There are many people in the world who are giving up on business as a source of transformation and service. This outcome seems to be heightened by the recent financial crisis and growing public disillusionment that has resulted from yet another round of catastrophic ethical breaches in business. In this important book, and based on a three-year study of more than 350 key leaders at about 15 major companies around the world, Kanter challenges this idea. Rather than pessimism, the author contends that the best performing, most agile and innovative companies in the world will be the most progressive and socially responsible. In the author’s own words:
Vanguard companies are ahead of the pack and potentially the wave of the future. The best of the breed aspire to be big but human, efficient but innovative, global but concerned about local communities. The best have business prowess and clout with partners and governments but try to use their power and influence to develop solutions to problems the public cares about.
The book is structured in four parts: The first section deals with the pressing challenges of globalization (and anti-globalization sentiment) that are forcing a change in existing models of business. Vanguard companies — such as Banco Real, Digitas, IBM, Proctor & Gamble, Shinhan Financial Group [LINK ], and Nokia — are successful because they are learning how to respond to four powerful forces:
- Increasing uncertainty and volatility
- Growing complexity
- Need for greater work diversity
- Intensifying pressure for transparency and responsibility
The second and third parts deal with how Vanguard companies align values, strategic priorities, people, and societal needs to achieve business excellence.

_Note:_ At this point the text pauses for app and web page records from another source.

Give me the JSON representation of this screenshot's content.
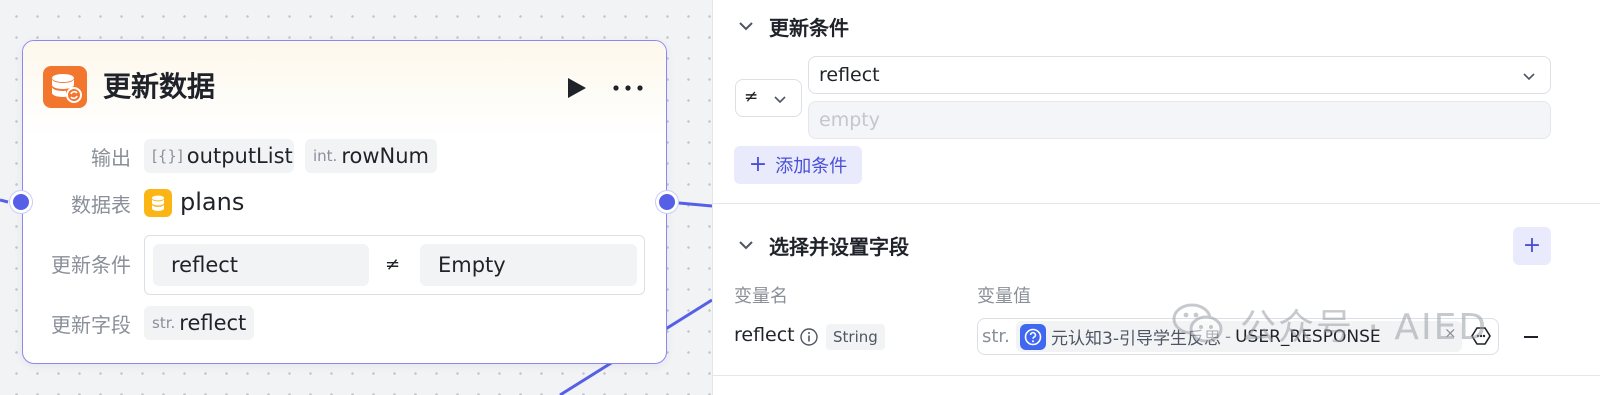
{
  "node": {
    "title": "更新数据",
    "output_label": "输出",
    "outputs": [
      {
        "type": "[{}]",
        "name": "outputList"
      },
      {
        "type": "int.",
        "name": "rowNum"
      }
    ],
    "table_label": "数据表",
    "table_name": "plans",
    "condition_label": "更新条件",
    "condition": {
      "field": "reflect",
      "operator": "≠",
      "value": "Empty"
    },
    "field_label": "更新字段",
    "field": {
      "type": "str.",
      "name": "reflect"
    },
    "icons": {
      "header": "database-sync-icon",
      "table": "database-icon",
      "run": "play-icon",
      "more": "more-icon"
    },
    "colors": {
      "accent": "#5660e6",
      "header_icon": "#f2762e",
      "table_icon": "#fbb615"
    }
  },
  "panel": {
    "conditions_section": {
      "title": "更新条件",
      "operator_symbol": "≠",
      "field_value": "reflect",
      "value_placeholder": "empty",
      "add_button": "添加条件"
    },
    "fields_section": {
      "title": "选择并设置字段",
      "col_name": "变量名",
      "col_value": "变量值",
      "row": {
        "name": "reflect",
        "type_badge": "String",
        "value_type": "str.",
        "ref_node": "元认知3-引导学生反思",
        "ref_sep": "-",
        "ref_var": "USER_RESPONSE"
      }
    },
    "colors": {
      "accent": "#4a4fd6",
      "accent_bg": "#e9ebfc",
      "ref_icon": "#4067f0"
    }
  },
  "watermark": {
    "text": "公众号 · AIED"
  }
}
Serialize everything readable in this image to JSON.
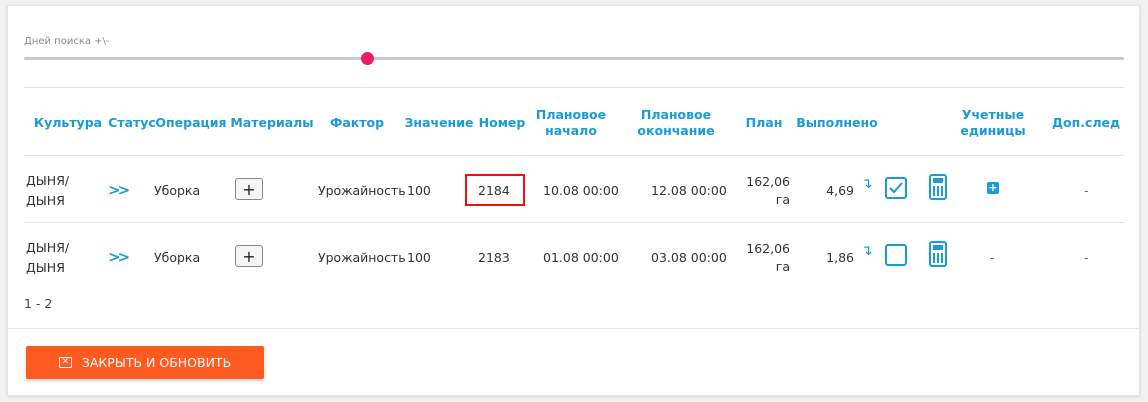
{
  "slider": {
    "label": "Дней поиска +\\-",
    "value_fraction": 0.31
  },
  "columns": [
    {
      "key": "culture",
      "label": "Культура"
    },
    {
      "key": "status",
      "label": "Статус"
    },
    {
      "key": "operation",
      "label": "Операция"
    },
    {
      "key": "materials",
      "label": "Материалы"
    },
    {
      "key": "factor",
      "label": "Фактор"
    },
    {
      "key": "value",
      "label": "Значение"
    },
    {
      "key": "number",
      "label": "Номер"
    },
    {
      "key": "plan_start",
      "label": "Плановое начало"
    },
    {
      "key": "plan_end",
      "label": "Плановое окончание"
    },
    {
      "key": "plan",
      "label": "План"
    },
    {
      "key": "done",
      "label": "Выполнено"
    },
    {
      "key": "units",
      "label": "Учетные единицы"
    },
    {
      "key": "extra",
      "label": "Доп.след"
    }
  ],
  "rows": [
    {
      "culture": "ДЫНЯ/ ДЫНЯ",
      "status": ">>",
      "operation": "Уборка",
      "materials": "+",
      "factor": "Урожайность",
      "value": "100",
      "number": "2184",
      "number_highlighted": true,
      "plan_start": "10.08 00:00",
      "plan_end": "12.08 00:00",
      "plan": "162,06 га",
      "done": "4,69",
      "checked": true,
      "units": "+",
      "extra": "-"
    },
    {
      "culture": "ДЫНЯ/ ДЫНЯ",
      "status": ">>",
      "operation": "Уборка",
      "materials": "+",
      "factor": "Урожайность",
      "value": "100",
      "number": "2183",
      "number_highlighted": false,
      "plan_start": "01.08 00:00",
      "plan_end": "03.08 00:00",
      "plan": "162,06 га",
      "done": "1,86",
      "checked": false,
      "units": "-",
      "extra": "-"
    }
  ],
  "pager": "1 - 2",
  "footer": {
    "close_label": "ЗАКРЫТЬ И ОБНОВИТЬ"
  },
  "colors": {
    "accent": "#1a9bd7",
    "button": "#ff5a1f",
    "slider_thumb": "#e91e63",
    "highlight": "#ee1111"
  }
}
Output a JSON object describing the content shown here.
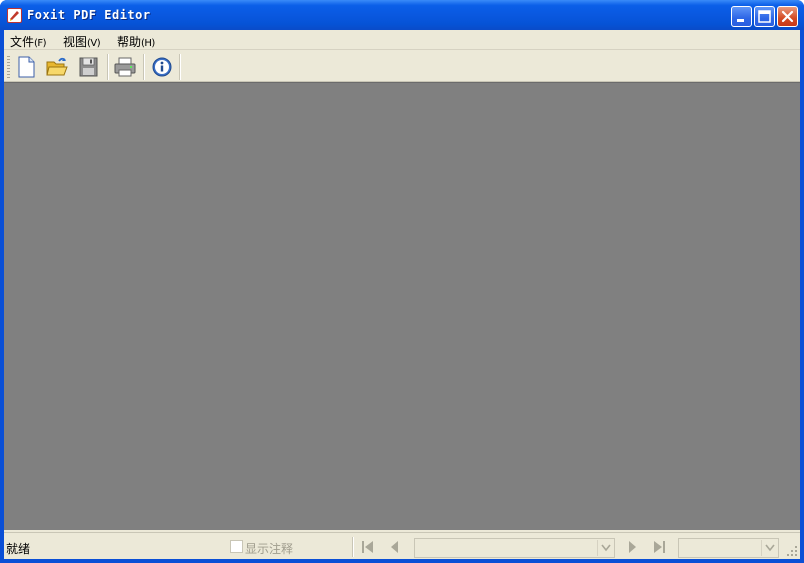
{
  "window": {
    "title": "Foxit PDF Editor"
  },
  "menu": {
    "items": [
      {
        "label": "文件",
        "mnemonic": "(F)"
      },
      {
        "label": "视图",
        "mnemonic": "(V)"
      },
      {
        "label": "帮助",
        "mnemonic": "(H)"
      }
    ]
  },
  "toolbar": {
    "icons": [
      "new-document-icon",
      "open-folder-icon",
      "save-disk-icon",
      "print-icon",
      "info-icon"
    ]
  },
  "status": {
    "text": "就绪",
    "show_annotations_label": "显示注释",
    "show_annotations_checked": false,
    "page_combo_value": "",
    "zoom_combo_value": ""
  },
  "colors": {
    "document_background": "#808080",
    "chrome": "#ece9d8",
    "title_bar": "#0a58e0"
  }
}
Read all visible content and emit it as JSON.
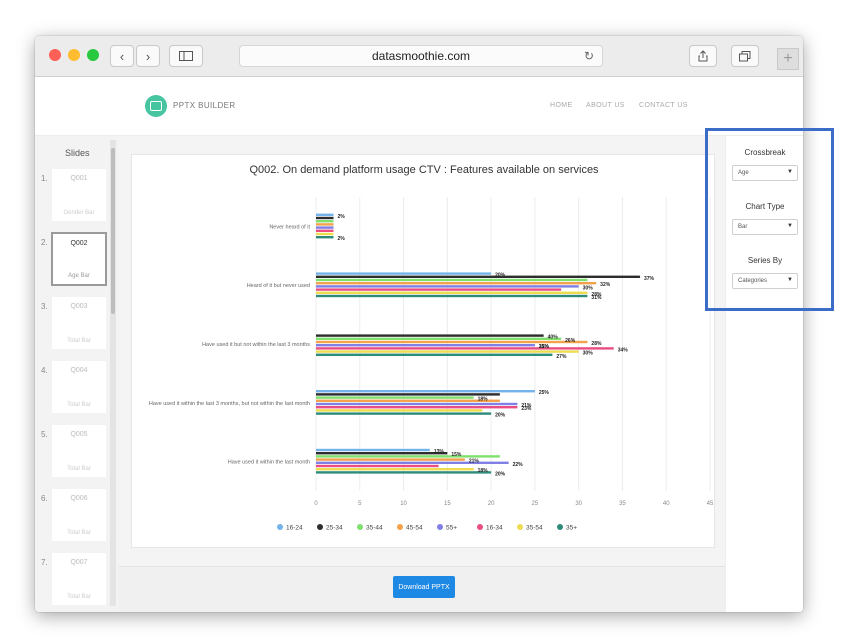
{
  "browser": {
    "url": "datasmoothie.com",
    "traffic_light_colors": [
      "#fe5f57",
      "#febc2e",
      "#28c840"
    ]
  },
  "site": {
    "brand": "PPTX BUILDER",
    "nav": [
      "HOME",
      "ABOUT US",
      "CONTACT US"
    ]
  },
  "slides": {
    "title": "Slides",
    "items": [
      {
        "num": "1.",
        "code": "Q001",
        "type": "Gender Bar"
      },
      {
        "num": "2.",
        "code": "Q002",
        "type": "Age Bar"
      },
      {
        "num": "3.",
        "code": "Q003",
        "type": "Total Bar"
      },
      {
        "num": "4.",
        "code": "Q004",
        "type": "Total Bar"
      },
      {
        "num": "5.",
        "code": "Q005",
        "type": "Total Bar"
      },
      {
        "num": "6.",
        "code": "Q006",
        "type": "Total Bar"
      },
      {
        "num": "7.",
        "code": "Q007",
        "type": "Total Bar"
      }
    ]
  },
  "download_label": "Download PPTX",
  "settings": {
    "crossbreak_label": "Crossbreak",
    "crossbreak_value": "Age",
    "charttype_label": "Chart Type",
    "charttype_value": "Bar",
    "seriesby_label": "Series By",
    "seriesby_value": "Categories"
  },
  "chart_data": {
    "type": "bar",
    "orientation": "horizontal",
    "title": "Q002. On demand platform usage CTV : Features available on services",
    "categories": [
      "Never heard of it",
      "Heard of it but never used",
      "Have used it but not within the last 3 months",
      "Have used it within the last 3 months, but not within the last month",
      "Have used it within the last month"
    ],
    "series": [
      {
        "name": "16-24",
        "color": "#74b3ea",
        "values": [
          2,
          20,
          null,
          25,
          13
        ]
      },
      {
        "name": "25-34",
        "color": "#2d2d2d",
        "values": [
          2,
          37,
          26,
          21,
          15
        ]
      },
      {
        "name": "35-44",
        "color": "#7fe06e",
        "values": [
          2,
          31,
          28,
          18,
          21
        ]
      },
      {
        "name": "45-54",
        "color": "#f3a14a",
        "values": [
          2,
          32,
          31,
          21,
          17
        ]
      },
      {
        "name": "55+",
        "color": "#7f7fe6",
        "values": [
          2,
          30,
          25,
          23,
          22
        ]
      },
      {
        "name": "16-34",
        "color": "#ea4c84",
        "values": [
          2,
          28,
          34,
          23,
          14
        ]
      },
      {
        "name": "35-54",
        "color": "#eddc4d",
        "values": [
          2,
          31,
          30,
          19,
          18
        ]
      },
      {
        "name": "35+",
        "color": "#2e8b7a",
        "values": [
          2,
          31,
          27,
          20,
          20
        ]
      }
    ],
    "value_labels": [
      [
        "2%",
        "2%"
      ],
      [
        "20%",
        "37%",
        "32%",
        "30%",
        "28%",
        "31%"
      ],
      [
        "40%",
        "26%",
        "28%",
        "31%",
        "25%",
        "34%",
        "30%",
        "27%"
      ],
      [
        "25%",
        "18%",
        "21%",
        "23%",
        "20%"
      ],
      [
        "13%",
        "15%",
        "21%",
        "22%",
        "18%",
        "20%"
      ]
    ],
    "xlim": [
      0,
      45
    ],
    "xticks": [
      0,
      5,
      10,
      15,
      20,
      25,
      30,
      35,
      40,
      45
    ],
    "grid": true,
    "legend_position": "bottom"
  }
}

And in doing so, how this positively influences supply chains, communities and countries in which they operate. The final part looks to the future, addressing some of the challenges that loom and characteristics that will be needed for transformative leadership.
There are many things I appreciate about this book. Kanter chronicles interesting stories of diverse companies doing well while serving society. For example, in response to Hurricane Katrina in New Orleans and the surrounding region in 2005, IBM codified innovations for NGOs into a kind of “disaster relief in a box,” which featured an open-source disaster management software. The author also presents a convincing argument for how for-profit business can contribute to human flourishing. Vanguard companies and their leaders see business and technology as a powerful force for making the world a better place. And while addressing unmet social needs with technology, not “charity or hand-me-downs,” they strengthen their own processes of innovation.
There are other helpful insights, especially related to changes in present-day workplaces and changing motivations for work, as well as helpful examples of how Vanguard companies partner with other societal institutions, like NGOs, governments, educational institutions, and the like, to magnifying their impact in the world.
Unfortunately, I found the book to be a bit repetitive and cumbersome. I would only recommend it if you are highly interested in the topics examined and want to stay current with the author’s latest research. I wasn’t convinced that Kanter had truly broken new ground and differentiated her work from insights coming from other streams within business management and education, such as social responsible business, conscious capitalism, and corporate social responsibility movements.
Reviewed by John Terrill